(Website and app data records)

Start of Block

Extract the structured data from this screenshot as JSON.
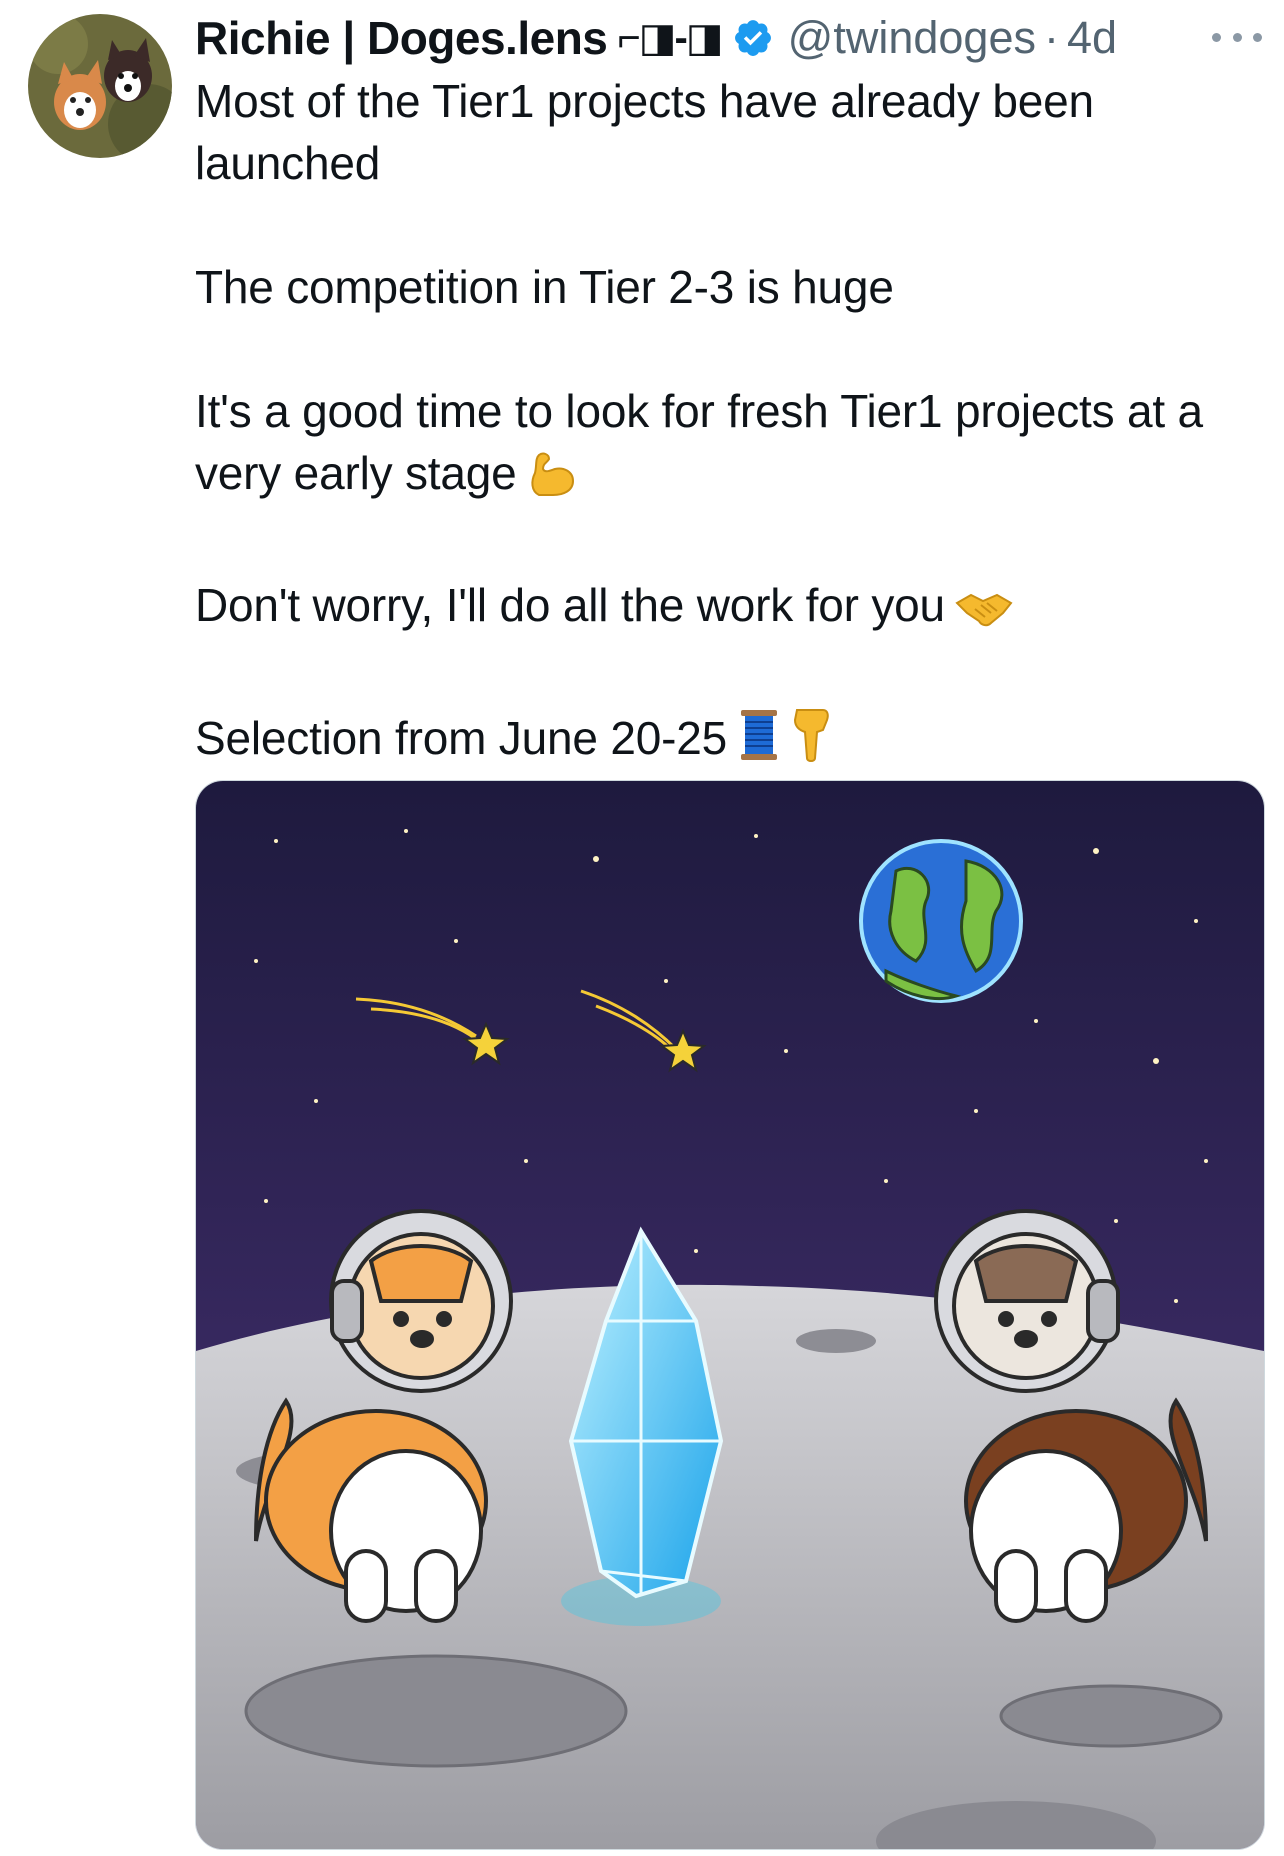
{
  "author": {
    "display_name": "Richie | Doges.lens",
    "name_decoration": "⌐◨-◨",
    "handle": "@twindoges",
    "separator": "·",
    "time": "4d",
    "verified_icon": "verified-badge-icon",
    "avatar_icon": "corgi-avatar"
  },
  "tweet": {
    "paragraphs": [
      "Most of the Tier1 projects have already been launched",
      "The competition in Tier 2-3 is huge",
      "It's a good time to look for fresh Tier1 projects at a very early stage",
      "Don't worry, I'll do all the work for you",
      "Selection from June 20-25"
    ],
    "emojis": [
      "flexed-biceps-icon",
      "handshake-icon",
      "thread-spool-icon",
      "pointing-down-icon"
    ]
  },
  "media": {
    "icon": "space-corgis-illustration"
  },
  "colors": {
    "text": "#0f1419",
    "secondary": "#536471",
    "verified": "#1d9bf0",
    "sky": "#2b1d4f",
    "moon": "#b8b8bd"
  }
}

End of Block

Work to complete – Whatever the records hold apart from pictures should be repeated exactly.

Result of the task –
Extract the structured data from this screenshot as JSON.
{
  "author": {
    "display_name": "Richie | Doges.lens",
    "name_decoration": "⌐◨-◨",
    "handle": "@twindoges",
    "separator": "·",
    "time": "4d",
    "verified_icon": "verified-badge-icon",
    "avatar_icon": "corgi-avatar"
  },
  "tweet": {
    "paragraphs": [
      "Most of the Tier1 projects have already been launched",
      "The competition in Tier 2-3 is huge",
      "It's a good time to look for fresh Tier1 projects at a very early stage",
      "Don't worry, I'll do all the work for you",
      "Selection from June 20-25"
    ],
    "emojis": [
      "flexed-biceps-icon",
      "handshake-icon",
      "thread-spool-icon",
      "pointing-down-icon"
    ]
  },
  "media": {
    "icon": "space-corgis-illustration"
  },
  "colors": {
    "text": "#0f1419",
    "secondary": "#536471",
    "verified": "#1d9bf0",
    "sky": "#2b1d4f",
    "moon": "#b8b8bd"
  }
}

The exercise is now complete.